_WHAT NEEDS TO BE DONE_.
Print the listing below in its entirety, character for character.

_PROVIDED INFORMATION_.
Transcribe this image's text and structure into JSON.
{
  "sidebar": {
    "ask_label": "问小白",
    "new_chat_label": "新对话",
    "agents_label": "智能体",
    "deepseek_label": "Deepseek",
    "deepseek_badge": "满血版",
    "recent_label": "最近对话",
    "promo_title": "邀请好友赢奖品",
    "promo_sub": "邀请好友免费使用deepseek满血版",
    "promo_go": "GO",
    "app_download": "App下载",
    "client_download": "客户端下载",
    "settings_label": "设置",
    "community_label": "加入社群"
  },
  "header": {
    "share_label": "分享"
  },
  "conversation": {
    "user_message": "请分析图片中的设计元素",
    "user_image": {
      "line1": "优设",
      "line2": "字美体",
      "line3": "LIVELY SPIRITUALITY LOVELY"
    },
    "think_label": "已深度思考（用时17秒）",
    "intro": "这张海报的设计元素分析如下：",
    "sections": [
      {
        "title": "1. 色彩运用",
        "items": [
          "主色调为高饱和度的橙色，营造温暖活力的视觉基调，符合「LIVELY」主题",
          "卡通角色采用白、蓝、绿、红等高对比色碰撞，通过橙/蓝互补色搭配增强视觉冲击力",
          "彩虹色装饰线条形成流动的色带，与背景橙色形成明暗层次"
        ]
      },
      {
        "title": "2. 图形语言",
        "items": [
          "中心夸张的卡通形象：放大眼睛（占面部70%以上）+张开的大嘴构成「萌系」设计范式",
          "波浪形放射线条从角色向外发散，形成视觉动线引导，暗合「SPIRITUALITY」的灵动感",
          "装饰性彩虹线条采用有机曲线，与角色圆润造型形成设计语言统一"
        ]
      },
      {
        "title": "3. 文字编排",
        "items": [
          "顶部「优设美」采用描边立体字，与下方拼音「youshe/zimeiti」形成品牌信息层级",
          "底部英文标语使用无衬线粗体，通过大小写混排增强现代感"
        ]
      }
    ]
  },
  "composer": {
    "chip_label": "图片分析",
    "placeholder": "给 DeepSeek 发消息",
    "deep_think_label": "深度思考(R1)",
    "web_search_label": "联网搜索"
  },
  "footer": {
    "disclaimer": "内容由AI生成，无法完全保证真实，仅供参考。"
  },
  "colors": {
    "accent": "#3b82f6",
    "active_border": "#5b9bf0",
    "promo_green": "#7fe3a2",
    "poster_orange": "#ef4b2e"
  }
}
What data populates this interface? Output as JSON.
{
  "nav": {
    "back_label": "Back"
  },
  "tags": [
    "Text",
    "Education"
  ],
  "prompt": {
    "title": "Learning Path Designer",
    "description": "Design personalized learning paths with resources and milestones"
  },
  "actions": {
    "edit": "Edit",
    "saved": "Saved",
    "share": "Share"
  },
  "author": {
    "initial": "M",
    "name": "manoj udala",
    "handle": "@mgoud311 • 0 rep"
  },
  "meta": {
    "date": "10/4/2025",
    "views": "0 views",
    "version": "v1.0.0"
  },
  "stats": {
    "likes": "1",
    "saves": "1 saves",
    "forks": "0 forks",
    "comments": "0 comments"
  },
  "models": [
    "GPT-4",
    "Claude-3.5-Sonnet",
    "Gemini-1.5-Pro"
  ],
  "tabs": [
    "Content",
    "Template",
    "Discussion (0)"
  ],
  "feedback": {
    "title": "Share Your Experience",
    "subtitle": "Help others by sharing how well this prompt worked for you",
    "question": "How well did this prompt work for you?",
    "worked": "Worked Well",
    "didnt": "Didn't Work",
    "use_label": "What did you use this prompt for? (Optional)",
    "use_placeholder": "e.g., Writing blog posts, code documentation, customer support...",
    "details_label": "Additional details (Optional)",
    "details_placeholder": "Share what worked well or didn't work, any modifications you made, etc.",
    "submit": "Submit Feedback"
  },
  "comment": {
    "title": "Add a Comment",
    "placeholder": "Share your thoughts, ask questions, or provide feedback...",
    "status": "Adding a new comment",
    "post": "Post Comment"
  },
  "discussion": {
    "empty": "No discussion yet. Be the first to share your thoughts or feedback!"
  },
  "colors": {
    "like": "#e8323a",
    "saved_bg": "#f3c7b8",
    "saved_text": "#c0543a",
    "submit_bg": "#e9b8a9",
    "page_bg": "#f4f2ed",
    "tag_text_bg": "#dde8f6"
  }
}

_RESPONSE_.
Transcribe this image's text and structure into JSON.
{
  "sidebar": {
    "ask_label": "问小白",
    "new_chat_label": "新对话",
    "agents_label": "智能体",
    "deepseek_label": "Deepseek",
    "deepseek_badge": "满血版",
    "recent_label": "最近对话",
    "promo_title": "邀请好友赢奖品",
    "promo_sub": "邀请好友免费使用deepseek满血版",
    "promo_go": "GO",
    "app_download": "App下载",
    "client_download": "客户端下载",
    "settings_label": "设置",
    "community_label": "加入社群"
  },
  "header": {
    "share_label": "分享"
  },
  "conversation": {
    "user_message": "请分析图片中的设计元素",
    "user_image": {
      "line1": "优设",
      "line2": "字美体",
      "line3": "LIVELY SPIRITUALITY LOVELY"
    },
    "think_label": "已深度思考（用时17秒）",
    "intro": "这张海报的设计元素分析如下：",
    "sections": [
      {
        "title": "1. 色彩运用",
        "items": [
          "主色调为高饱和度的橙色，营造温暖活力的视觉基调，符合「LIVELY」主题",
          "卡通角色采用白、蓝、绿、红等高对比色碰撞，通过橙/蓝互补色搭配增强视觉冲击力",
          "彩虹色装饰线条形成流动的色带，与背景橙色形成明暗层次"
        ]
      },
      {
        "title": "2. 图形语言",
        "items": [
          "中心夸张的卡通形象：放大眼睛（占面部70%以上）+张开的大嘴构成「萌系」设计范式",
          "波浪形放射线条从角色向外发散，形成视觉动线引导，暗合「SPIRITUALITY」的灵动感",
          "装饰性彩虹线条采用有机曲线，与角色圆润造型形成设计语言统一"
        ]
      },
      {
        "title": "3. 文字编排",
        "items": [
          "顶部「优设美」采用描边立体字，与下方拼音「youshe/zimeiti」形成品牌信息层级",
          "底部英文标语使用无衬线粗体，通过大小写混排增强现代感"
        ]
      }
    ]
  },
  "composer": {
    "chip_label": "图片分析",
    "placeholder": "给 DeepSeek 发消息",
    "deep_think_label": "深度思考(R1)",
    "web_search_label": "联网搜索"
  },
  "footer": {
    "disclaimer": "内容由AI生成，无法完全保证真实，仅供参考。"
  },
  "colors": {
    "accent": "#3b82f6",
    "active_border": "#5b9bf0",
    "promo_green": "#7fe3a2",
    "poster_orange": "#ef4b2e"
  }
}
What data populates this interface? Output as JSON.
{
  "nav": {
    "back_label": "Back"
  },
  "tags": [
    "Text",
    "Education"
  ],
  "prompt": {
    "title": "Learning Path Designer",
    "description": "Design personalized learning paths with resources and milestones"
  },
  "actions": {
    "edit": "Edit",
    "saved": "Saved",
    "share": "Share"
  },
  "author": {
    "initial": "M",
    "name": "manoj udala",
    "handle": "@mgoud311 • 0 rep"
  },
  "meta": {
    "date": "10/4/2025",
    "views": "0 views",
    "version": "v1.0.0"
  },
  "stats": {
    "likes": "1",
    "saves": "1 saves",
    "forks": "0 forks",
    "comments": "0 comments"
  },
  "models": [
    "GPT-4",
    "Claude-3.5-Sonnet",
    "Gemini-1.5-Pro"
  ],
  "tabs": [
    "Content",
    "Template",
    "Discussion (0)"
  ],
  "feedback": {
    "title": "Share Your Experience",
    "subtitle": "Help others by sharing how well this prompt worked for you",
    "question": "How well did this prompt work for you?",
    "worked": "Worked Well",
    "didnt": "Didn't Work",
    "use_label": "What did you use this prompt for? (Optional)",
    "use_placeholder": "e.g., Writing blog posts, code documentation, customer support...",
    "details_label": "Additional details (Optional)",
    "details_placeholder": "Share what worked well or didn't work, any modifications you made, etc.",
    "submit": "Submit Feedback"
  },
  "comment": {
    "title": "Add a Comment",
    "placeholder": "Share your thoughts, ask questions, or provide feedback...",
    "status": "Adding a new comment",
    "post": "Post Comment"
  },
  "discussion": {
    "empty": "No discussion yet. Be the first to share your thoughts or feedback!"
  },
  "colors": {
    "like": "#e8323a",
    "saved_bg": "#f3c7b8",
    "saved_text": "#c0543a",
    "submit_bg": "#e9b8a9",
    "page_bg": "#f4f2ed",
    "tag_text_bg": "#dde8f6"
  }
}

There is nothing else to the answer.